Someone who wants long descriptions and little plot.
The Name of the Wind. The author, Patrick Rothfuss, knows how to tell a story.
I really like her voice.
It seems to have been historically accurate. But, the action jumps forward in time somewhat jerkily.
I did not like the ending. In fact, because the very end is a timeline of the period 1848-1871 in France, read without being set off by a title from the rest of the book, I had to rewind several times to try to figure out how the book (I guess I mean the story) actually ended. After much overblown description, phrase piled upon phrase, thought upon thought, image upon image, the book ends rather abruptly, without a real sense of what happened to the title character. I was left thinking, what the heck just happened!
Best: the story
Least: the narration
The narrator has an odd way of emphasizing too many words. So that there seem to be quotation marks around phrases - not required by the storyline.
The voice chosen for the lead character sounds like a petulant teen. The narrator's own baseline voice would have been a better choice. Captains don't whine.
Read it in print and return the audiobook.

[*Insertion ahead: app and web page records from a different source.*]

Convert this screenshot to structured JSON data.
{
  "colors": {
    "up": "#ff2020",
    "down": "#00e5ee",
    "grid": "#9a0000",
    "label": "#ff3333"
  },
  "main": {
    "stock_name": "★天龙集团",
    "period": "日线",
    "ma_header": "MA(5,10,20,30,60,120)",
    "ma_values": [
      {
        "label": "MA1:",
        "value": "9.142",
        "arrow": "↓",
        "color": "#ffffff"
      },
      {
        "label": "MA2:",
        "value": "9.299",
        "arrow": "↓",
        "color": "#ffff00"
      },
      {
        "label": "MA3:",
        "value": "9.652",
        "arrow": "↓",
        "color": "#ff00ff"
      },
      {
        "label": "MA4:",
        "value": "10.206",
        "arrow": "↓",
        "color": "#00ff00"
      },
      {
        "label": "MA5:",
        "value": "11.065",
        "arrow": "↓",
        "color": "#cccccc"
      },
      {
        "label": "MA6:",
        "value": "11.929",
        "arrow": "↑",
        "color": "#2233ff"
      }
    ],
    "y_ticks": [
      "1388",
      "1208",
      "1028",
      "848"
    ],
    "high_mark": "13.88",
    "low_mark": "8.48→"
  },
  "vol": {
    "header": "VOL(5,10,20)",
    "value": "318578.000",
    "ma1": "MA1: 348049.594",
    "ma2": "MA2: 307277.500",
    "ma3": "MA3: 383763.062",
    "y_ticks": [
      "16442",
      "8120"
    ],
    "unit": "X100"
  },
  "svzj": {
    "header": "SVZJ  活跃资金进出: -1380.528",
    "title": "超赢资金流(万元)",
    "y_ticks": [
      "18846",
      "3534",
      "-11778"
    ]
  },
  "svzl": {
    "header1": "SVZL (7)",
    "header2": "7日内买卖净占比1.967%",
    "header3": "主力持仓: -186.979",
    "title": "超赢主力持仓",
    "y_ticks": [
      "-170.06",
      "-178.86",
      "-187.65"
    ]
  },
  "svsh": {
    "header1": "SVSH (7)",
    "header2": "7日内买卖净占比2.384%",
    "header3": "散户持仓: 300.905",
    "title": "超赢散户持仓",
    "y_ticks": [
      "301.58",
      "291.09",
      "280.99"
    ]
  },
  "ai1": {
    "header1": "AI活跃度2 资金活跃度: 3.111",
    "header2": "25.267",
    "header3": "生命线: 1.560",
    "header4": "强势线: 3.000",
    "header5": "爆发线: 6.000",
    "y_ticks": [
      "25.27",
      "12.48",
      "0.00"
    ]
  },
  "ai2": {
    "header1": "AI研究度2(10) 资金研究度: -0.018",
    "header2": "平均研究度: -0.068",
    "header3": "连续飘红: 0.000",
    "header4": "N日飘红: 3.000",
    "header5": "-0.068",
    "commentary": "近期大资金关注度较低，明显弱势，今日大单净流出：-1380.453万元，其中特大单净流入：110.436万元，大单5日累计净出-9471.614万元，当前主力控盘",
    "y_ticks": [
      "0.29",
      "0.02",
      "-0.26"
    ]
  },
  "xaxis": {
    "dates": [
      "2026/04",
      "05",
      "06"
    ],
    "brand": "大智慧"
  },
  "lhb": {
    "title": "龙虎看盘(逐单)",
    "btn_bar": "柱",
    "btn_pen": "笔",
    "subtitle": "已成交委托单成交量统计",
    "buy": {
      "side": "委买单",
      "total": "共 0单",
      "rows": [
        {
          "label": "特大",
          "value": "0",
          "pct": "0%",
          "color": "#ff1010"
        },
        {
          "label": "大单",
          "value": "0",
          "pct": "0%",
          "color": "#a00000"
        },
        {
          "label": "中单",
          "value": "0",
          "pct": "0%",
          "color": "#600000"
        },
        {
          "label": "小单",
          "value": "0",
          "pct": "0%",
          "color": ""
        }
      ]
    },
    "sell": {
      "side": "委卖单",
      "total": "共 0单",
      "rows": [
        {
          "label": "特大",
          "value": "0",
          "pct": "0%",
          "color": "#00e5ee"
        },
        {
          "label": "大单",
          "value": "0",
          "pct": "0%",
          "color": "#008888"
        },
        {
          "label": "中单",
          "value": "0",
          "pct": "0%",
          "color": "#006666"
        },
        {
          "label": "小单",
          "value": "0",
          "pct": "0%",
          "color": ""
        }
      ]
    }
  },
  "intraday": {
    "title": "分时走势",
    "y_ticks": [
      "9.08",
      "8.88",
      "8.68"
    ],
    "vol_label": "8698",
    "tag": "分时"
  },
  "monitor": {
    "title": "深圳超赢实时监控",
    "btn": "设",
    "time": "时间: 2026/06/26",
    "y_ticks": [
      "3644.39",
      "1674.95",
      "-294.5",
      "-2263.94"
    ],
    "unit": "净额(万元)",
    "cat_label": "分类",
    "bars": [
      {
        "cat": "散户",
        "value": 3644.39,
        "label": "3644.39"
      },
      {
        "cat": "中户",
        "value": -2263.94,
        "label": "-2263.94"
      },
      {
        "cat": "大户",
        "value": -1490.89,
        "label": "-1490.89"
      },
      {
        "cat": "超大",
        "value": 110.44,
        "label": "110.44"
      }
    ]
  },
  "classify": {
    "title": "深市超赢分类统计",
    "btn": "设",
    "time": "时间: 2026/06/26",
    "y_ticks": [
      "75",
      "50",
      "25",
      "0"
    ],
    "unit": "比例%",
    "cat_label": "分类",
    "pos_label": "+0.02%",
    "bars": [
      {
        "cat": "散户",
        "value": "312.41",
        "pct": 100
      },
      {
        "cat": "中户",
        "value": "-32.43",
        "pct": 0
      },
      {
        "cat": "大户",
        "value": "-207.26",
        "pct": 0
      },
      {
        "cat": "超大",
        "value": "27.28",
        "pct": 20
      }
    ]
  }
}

Narration can make or break an audiobook. American narrators often have an odd inflection, that I don't hear in narrators from the UK. It's as if they think it has to be "really serious."
Report Inappropriate Content
If you find this review inappropriate and think it should be removed from our site, let us know. This report will be reviewed by Audible and we will take appropriate action.